◆ What is being asked ◆
Select and copy out every line in the records containing "Lightbox".

App and web page records:
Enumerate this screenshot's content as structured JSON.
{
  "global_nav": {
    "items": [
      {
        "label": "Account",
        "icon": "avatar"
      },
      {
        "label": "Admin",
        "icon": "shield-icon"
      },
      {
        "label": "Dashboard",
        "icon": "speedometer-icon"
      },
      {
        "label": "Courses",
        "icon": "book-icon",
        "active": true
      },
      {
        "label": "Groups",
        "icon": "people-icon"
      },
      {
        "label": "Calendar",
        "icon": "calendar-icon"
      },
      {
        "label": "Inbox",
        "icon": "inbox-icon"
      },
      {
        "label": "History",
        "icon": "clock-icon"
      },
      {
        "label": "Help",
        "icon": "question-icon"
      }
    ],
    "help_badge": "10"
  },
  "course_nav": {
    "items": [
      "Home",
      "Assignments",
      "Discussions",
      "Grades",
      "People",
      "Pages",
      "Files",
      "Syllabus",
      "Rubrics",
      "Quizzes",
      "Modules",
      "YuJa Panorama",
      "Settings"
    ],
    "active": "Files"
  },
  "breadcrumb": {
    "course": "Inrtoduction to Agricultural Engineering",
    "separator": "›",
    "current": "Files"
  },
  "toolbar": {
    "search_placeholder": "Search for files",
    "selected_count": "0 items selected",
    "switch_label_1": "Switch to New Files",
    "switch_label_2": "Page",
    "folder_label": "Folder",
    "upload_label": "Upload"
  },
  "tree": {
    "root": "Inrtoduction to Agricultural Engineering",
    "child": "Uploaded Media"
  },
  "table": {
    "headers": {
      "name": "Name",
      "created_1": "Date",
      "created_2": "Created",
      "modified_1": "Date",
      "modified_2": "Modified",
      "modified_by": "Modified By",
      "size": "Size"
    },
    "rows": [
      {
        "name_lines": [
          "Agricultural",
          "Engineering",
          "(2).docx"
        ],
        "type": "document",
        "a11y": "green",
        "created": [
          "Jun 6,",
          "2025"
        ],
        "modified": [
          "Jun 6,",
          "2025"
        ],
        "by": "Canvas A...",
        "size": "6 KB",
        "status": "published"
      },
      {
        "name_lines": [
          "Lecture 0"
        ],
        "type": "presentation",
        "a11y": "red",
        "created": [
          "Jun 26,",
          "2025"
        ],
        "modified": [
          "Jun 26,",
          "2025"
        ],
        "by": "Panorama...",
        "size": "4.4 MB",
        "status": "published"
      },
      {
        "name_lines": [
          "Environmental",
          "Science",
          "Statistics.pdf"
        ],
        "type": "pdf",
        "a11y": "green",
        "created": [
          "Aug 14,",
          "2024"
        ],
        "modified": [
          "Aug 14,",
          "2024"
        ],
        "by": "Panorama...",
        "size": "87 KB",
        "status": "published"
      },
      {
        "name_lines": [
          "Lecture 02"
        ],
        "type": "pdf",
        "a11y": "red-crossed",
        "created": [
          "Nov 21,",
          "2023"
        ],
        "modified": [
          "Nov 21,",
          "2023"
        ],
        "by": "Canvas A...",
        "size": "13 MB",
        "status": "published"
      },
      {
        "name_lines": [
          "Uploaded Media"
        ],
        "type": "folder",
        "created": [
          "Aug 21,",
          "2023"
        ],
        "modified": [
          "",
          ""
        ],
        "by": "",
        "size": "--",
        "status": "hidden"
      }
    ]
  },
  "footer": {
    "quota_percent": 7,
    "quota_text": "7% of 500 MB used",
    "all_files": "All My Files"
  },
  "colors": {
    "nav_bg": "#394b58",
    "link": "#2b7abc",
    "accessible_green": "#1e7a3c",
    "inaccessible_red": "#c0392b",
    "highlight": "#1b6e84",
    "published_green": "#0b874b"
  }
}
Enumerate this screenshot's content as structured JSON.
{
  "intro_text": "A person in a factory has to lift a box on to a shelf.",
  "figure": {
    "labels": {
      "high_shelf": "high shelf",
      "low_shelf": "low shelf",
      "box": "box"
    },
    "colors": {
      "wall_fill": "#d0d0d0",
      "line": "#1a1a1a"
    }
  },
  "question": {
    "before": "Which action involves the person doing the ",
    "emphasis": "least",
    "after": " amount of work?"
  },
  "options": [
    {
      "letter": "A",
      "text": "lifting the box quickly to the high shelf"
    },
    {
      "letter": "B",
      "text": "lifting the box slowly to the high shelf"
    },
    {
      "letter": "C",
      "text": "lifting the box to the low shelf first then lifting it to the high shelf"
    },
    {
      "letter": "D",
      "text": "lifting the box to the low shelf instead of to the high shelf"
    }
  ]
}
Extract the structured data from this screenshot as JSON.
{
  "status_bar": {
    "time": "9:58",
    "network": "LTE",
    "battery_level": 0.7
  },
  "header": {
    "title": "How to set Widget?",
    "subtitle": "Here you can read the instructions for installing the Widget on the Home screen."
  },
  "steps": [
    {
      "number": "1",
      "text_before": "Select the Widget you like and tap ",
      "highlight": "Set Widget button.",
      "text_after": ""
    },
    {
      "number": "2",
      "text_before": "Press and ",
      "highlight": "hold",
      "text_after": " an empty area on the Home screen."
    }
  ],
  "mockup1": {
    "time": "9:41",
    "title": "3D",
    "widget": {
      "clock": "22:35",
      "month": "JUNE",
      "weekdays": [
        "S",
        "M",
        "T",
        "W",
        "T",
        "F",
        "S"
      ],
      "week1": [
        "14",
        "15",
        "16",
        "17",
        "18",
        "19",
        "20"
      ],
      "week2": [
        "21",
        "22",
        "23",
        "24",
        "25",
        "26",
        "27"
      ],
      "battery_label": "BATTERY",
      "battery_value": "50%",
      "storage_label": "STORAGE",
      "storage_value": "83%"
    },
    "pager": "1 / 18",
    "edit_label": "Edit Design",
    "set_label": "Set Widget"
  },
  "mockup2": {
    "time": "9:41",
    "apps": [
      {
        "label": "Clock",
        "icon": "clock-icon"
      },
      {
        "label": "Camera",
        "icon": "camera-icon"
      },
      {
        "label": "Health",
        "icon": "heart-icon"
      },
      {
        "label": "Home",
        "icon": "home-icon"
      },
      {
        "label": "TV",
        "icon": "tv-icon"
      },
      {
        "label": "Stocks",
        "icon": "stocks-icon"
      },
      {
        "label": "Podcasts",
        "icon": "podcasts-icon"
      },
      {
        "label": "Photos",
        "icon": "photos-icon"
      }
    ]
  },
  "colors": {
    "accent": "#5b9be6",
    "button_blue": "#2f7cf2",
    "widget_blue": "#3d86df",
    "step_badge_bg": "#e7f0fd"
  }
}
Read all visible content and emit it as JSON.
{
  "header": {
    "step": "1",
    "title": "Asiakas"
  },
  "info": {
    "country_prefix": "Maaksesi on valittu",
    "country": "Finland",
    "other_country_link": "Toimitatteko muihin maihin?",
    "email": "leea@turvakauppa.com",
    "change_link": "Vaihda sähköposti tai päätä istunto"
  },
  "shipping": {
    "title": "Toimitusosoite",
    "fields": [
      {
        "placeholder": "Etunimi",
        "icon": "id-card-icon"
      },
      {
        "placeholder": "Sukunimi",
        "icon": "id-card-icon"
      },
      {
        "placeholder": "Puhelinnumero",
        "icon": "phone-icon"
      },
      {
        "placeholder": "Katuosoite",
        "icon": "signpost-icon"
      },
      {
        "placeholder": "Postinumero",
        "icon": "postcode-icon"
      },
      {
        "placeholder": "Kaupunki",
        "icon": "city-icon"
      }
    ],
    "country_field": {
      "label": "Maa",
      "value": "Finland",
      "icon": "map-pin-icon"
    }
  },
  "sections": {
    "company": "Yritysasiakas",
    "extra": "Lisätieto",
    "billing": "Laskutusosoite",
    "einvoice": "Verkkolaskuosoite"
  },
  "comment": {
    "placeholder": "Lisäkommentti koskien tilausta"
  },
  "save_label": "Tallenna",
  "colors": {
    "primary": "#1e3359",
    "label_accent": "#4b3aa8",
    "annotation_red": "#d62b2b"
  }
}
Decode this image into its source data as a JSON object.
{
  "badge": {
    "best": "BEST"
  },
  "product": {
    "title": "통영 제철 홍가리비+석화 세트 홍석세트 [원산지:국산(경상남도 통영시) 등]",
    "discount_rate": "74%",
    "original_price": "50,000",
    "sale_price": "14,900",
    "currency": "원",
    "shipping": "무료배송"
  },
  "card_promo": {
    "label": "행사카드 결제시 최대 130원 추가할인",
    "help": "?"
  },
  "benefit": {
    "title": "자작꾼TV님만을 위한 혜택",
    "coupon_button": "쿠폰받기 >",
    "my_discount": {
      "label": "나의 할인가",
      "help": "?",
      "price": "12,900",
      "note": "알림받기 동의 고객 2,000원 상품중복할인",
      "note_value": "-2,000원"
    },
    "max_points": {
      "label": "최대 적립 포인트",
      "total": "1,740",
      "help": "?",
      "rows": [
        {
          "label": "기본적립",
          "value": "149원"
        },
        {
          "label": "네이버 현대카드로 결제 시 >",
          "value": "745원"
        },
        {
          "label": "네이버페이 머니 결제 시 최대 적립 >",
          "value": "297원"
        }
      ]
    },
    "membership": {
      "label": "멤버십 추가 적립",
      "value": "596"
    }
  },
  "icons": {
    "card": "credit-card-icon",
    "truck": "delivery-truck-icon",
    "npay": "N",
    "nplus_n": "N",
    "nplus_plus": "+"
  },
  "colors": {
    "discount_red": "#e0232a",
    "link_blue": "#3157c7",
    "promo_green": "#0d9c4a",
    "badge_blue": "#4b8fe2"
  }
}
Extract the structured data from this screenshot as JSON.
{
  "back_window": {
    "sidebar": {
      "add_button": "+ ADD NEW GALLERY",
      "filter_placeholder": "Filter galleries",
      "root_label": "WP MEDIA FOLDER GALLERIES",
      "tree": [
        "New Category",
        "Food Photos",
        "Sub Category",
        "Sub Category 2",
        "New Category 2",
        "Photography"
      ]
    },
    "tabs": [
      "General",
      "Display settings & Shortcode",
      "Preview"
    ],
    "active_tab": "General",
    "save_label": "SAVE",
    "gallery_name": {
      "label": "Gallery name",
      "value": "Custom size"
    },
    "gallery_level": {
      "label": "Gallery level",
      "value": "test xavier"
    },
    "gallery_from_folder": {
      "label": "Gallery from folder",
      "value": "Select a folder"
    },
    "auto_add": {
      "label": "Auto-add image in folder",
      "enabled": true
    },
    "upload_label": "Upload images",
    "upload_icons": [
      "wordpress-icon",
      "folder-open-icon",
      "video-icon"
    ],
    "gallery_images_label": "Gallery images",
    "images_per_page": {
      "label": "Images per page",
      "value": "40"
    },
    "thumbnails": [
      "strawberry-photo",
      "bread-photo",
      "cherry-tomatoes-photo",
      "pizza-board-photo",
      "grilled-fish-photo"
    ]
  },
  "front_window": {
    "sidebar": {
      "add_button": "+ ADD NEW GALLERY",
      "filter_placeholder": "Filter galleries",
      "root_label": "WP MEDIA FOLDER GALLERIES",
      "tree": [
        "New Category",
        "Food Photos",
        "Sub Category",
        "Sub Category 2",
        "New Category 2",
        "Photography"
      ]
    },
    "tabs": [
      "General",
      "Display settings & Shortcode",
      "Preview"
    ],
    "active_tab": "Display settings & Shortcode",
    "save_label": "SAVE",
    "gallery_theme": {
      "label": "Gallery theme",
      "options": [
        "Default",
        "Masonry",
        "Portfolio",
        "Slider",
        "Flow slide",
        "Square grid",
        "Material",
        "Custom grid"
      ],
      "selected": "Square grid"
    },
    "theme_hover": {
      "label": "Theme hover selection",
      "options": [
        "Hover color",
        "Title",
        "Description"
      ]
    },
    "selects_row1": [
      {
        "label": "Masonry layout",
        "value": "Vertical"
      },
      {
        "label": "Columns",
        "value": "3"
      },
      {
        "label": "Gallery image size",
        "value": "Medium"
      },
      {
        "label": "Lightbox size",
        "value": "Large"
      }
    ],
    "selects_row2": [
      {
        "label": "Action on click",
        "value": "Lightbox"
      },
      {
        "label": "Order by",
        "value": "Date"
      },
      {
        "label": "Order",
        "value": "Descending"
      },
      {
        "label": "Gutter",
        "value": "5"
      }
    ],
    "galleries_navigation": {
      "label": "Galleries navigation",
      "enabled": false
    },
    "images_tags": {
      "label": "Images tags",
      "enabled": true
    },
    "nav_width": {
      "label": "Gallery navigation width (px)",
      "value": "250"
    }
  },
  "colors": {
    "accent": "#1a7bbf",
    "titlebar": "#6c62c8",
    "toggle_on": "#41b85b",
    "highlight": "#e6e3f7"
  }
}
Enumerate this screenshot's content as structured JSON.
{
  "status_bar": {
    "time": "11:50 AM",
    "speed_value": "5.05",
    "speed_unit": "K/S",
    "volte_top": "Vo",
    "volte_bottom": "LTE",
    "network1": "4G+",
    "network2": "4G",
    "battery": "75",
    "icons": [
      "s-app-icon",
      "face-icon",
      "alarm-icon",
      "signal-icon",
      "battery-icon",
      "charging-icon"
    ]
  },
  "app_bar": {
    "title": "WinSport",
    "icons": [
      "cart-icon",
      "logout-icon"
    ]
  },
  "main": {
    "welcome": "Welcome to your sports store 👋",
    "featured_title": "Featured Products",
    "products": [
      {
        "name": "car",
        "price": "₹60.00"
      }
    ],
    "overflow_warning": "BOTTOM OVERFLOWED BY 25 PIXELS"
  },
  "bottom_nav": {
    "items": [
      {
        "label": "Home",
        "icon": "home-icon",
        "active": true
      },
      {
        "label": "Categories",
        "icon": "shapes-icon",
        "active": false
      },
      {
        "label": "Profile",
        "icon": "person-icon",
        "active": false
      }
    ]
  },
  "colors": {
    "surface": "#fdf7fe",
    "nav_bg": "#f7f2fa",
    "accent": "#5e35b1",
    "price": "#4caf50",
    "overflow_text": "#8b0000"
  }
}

◆ Solution for this problem ◆
        "label": "Lightbox size",
        "value": "Lightbox"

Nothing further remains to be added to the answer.